Your sentence (I've corrected some minor capitalisation and punctuation issues):
"Had" is the past tense of the verb "to have".
You correctly note that "Had" is the subject. This is a mentioned word, which is why there are quote marks. The predicate is the part of the sentence that tells you about the subject. The predicate is
is the past tense of the verb "to have"
The word "past" is an adjective, here it is modifying the noun "tense". Sentences don't have attributes, but an adjective gives an attribute to a noun. The phrase "past tense" is stable enough to be considered a compound, so you can consider "past tense" to be one word.
"of the word "have" is a prepositional phrase, and it modifies the noun phrase "past tense". It tells you which word's past tense you are discussing.
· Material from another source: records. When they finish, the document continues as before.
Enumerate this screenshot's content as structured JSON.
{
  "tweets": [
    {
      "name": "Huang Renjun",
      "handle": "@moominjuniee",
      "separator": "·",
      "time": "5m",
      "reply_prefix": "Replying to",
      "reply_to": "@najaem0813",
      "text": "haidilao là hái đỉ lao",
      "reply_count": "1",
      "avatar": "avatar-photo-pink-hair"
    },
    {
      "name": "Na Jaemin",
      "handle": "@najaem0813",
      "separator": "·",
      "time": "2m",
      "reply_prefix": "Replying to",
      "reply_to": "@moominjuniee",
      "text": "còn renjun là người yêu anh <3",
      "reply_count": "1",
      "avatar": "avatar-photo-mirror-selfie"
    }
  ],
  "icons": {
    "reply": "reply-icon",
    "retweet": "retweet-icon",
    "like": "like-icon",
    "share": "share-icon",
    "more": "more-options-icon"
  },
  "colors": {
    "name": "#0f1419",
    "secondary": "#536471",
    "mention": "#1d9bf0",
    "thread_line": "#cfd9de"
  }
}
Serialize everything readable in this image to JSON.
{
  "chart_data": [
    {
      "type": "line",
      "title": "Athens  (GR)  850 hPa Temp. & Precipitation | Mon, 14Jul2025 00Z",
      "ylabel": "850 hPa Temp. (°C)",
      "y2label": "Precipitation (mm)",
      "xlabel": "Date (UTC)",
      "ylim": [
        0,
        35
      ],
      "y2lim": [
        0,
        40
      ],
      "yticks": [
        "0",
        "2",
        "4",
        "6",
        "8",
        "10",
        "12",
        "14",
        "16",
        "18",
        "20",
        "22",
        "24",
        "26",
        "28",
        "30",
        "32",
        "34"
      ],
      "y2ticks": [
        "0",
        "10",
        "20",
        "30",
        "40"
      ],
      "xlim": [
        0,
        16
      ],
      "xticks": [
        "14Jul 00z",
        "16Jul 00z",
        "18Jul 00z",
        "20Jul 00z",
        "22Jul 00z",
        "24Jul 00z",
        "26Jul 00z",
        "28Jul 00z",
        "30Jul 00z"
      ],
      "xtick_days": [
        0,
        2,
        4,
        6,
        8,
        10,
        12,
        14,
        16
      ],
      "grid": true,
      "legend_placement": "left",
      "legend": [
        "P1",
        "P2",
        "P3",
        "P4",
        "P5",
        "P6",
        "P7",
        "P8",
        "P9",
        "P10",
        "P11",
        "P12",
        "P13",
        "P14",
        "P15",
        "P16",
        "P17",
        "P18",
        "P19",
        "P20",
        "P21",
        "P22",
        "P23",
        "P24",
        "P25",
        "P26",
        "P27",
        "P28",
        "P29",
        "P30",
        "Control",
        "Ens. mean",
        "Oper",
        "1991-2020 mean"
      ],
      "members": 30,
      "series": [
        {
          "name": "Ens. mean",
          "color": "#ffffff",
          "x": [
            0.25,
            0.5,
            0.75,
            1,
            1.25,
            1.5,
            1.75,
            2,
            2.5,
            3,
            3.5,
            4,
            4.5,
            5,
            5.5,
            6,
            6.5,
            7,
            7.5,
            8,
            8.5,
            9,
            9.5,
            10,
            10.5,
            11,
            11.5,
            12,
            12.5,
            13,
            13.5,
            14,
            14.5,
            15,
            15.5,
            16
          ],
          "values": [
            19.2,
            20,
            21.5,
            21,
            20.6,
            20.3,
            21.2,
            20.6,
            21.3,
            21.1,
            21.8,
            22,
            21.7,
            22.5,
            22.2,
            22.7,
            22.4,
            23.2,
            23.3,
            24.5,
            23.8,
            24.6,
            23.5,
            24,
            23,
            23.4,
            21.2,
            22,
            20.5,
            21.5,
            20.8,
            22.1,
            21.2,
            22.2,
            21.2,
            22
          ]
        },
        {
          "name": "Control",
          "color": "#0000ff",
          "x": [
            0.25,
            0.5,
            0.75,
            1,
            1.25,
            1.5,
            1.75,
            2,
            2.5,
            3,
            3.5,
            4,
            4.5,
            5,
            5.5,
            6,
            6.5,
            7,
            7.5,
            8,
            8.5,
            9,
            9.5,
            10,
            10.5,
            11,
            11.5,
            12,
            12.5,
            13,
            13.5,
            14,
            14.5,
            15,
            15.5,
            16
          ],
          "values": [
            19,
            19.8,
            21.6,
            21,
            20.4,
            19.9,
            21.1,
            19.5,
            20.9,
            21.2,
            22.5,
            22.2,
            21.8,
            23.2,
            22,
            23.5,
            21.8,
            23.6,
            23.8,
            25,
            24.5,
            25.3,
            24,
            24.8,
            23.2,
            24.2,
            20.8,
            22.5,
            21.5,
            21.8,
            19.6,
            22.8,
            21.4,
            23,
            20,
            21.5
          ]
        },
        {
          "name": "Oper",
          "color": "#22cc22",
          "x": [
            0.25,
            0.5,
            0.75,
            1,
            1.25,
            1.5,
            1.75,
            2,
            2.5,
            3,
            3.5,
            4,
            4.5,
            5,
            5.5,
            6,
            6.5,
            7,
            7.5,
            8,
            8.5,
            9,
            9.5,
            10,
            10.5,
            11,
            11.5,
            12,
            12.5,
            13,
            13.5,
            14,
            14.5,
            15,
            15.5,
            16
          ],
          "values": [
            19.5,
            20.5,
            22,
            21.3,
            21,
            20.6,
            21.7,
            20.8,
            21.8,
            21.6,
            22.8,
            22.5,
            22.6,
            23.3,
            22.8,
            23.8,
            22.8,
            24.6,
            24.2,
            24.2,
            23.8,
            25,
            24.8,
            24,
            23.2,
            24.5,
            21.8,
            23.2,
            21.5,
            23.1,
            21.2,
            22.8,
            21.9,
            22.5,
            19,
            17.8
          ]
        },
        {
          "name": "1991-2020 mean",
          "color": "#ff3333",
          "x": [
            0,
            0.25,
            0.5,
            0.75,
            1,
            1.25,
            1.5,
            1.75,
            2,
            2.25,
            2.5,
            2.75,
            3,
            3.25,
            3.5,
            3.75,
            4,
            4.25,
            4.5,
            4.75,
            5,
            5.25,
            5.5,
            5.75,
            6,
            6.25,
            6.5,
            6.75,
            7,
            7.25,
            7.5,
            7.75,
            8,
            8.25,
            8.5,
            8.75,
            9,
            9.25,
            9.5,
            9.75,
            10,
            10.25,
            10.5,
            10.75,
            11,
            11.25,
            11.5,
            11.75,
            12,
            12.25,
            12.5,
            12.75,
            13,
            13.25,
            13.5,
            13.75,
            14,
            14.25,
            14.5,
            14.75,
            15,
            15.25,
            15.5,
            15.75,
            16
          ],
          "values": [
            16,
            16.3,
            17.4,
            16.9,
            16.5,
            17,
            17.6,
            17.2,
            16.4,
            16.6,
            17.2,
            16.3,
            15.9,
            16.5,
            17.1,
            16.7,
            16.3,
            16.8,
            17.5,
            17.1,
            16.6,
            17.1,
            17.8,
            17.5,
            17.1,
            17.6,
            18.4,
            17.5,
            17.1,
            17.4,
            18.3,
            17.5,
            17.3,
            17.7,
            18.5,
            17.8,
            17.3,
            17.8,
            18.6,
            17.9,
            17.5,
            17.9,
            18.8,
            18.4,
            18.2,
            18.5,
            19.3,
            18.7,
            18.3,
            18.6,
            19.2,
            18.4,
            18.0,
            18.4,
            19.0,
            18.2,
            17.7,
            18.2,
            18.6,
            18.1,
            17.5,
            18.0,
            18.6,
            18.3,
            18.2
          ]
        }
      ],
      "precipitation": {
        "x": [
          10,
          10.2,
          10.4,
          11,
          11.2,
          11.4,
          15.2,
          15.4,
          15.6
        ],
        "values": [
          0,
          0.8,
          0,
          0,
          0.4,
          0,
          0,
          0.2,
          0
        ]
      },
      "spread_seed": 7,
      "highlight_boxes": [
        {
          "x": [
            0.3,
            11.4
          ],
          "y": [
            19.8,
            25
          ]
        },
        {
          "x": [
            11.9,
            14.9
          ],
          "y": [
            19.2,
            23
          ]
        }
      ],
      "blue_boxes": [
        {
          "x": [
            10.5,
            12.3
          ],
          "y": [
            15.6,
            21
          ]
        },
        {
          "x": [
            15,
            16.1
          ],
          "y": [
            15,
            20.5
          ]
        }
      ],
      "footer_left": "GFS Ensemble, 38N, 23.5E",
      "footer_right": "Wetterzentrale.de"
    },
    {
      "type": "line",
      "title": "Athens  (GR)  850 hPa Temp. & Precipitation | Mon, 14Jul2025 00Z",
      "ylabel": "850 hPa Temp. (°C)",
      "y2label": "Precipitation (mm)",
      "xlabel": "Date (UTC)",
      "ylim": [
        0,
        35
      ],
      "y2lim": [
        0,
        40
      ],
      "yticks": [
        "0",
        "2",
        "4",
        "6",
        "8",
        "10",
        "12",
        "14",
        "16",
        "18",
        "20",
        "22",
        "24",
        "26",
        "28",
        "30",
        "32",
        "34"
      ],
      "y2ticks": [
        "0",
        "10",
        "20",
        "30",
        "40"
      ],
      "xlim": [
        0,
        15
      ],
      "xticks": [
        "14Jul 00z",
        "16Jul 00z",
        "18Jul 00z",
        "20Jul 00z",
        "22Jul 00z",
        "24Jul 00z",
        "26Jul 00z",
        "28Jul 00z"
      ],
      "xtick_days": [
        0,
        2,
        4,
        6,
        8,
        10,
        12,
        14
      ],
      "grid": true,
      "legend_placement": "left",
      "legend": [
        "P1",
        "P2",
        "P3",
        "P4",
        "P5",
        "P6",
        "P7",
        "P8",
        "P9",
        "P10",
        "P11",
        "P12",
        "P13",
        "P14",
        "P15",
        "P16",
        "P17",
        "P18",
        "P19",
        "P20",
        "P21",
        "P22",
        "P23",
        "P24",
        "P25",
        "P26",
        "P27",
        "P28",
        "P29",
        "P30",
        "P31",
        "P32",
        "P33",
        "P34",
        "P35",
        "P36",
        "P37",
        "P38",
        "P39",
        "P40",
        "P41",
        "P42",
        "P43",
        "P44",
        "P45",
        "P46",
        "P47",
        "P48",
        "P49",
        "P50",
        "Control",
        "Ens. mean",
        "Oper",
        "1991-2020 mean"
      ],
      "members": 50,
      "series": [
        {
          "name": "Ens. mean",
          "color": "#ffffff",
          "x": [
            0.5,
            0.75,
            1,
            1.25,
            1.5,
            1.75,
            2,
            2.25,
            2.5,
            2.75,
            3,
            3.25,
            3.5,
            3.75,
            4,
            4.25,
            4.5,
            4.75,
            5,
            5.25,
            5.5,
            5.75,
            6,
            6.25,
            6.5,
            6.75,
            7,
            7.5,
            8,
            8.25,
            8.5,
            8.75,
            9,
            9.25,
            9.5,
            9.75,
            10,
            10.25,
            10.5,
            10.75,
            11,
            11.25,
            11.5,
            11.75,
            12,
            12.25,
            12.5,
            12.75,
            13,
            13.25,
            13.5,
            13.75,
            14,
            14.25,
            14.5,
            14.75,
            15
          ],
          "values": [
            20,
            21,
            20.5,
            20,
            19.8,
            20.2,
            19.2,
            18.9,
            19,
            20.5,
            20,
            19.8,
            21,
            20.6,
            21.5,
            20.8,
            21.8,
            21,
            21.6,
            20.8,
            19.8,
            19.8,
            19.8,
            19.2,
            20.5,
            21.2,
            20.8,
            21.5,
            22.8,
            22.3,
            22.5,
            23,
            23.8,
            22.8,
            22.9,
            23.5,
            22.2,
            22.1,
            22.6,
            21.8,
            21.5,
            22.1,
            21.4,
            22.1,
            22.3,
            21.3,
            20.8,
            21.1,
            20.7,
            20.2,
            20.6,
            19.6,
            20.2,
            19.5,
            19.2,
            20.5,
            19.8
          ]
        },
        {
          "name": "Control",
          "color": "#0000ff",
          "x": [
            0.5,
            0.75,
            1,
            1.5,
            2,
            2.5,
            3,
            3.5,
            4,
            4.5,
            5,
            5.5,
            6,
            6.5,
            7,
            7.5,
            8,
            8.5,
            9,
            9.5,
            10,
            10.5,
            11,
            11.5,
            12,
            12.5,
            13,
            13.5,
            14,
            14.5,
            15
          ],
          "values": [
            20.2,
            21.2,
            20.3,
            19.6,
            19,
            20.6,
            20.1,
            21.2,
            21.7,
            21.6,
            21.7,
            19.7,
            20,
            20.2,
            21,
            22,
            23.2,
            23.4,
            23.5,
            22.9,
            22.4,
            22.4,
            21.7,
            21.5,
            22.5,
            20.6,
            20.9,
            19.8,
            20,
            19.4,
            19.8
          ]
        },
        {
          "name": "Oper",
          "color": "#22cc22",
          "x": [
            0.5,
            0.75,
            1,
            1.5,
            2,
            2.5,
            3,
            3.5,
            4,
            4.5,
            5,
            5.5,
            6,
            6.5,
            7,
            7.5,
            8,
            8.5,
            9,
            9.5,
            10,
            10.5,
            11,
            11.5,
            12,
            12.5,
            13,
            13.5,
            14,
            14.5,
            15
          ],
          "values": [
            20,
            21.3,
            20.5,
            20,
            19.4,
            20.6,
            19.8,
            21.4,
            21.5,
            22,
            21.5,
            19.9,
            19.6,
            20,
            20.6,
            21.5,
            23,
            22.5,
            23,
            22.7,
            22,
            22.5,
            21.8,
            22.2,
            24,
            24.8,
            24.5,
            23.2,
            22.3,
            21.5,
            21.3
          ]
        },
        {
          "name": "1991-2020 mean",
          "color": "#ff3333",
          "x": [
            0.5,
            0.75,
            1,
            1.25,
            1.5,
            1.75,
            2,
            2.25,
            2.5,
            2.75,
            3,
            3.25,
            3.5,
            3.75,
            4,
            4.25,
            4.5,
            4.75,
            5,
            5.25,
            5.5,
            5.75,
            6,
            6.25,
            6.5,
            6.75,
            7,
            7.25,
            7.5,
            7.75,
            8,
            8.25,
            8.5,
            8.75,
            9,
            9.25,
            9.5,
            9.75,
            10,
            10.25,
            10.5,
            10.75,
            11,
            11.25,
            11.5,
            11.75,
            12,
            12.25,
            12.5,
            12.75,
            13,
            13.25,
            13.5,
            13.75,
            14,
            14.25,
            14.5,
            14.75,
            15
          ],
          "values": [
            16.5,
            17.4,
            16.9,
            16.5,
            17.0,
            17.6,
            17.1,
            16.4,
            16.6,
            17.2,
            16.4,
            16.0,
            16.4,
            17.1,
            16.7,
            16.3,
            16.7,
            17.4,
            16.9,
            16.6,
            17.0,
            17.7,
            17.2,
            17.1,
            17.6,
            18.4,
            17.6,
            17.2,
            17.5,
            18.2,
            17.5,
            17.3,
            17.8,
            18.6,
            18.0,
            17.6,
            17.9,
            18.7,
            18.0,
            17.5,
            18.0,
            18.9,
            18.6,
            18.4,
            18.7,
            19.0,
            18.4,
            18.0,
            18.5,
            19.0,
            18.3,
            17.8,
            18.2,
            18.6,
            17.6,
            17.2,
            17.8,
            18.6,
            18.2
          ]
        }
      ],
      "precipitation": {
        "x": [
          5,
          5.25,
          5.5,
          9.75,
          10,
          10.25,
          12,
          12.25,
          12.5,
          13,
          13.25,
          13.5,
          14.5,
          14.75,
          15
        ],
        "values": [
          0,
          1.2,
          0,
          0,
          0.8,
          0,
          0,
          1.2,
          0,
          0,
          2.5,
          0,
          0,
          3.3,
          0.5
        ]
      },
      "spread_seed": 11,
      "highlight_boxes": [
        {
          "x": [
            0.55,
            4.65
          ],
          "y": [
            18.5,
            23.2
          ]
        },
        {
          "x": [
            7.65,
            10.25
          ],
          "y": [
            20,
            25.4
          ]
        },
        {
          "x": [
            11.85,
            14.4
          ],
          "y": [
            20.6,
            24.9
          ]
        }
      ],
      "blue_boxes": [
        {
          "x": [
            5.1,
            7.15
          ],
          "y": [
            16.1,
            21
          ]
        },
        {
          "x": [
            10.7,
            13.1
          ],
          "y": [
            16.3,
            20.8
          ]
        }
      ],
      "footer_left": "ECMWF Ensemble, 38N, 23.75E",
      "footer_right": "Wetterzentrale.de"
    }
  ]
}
Compare this with
This is a hair of my dog.
This [subject] is [verb] (a hair) [noun] (of my dog)[prep phrase]
The structure is broadly the same.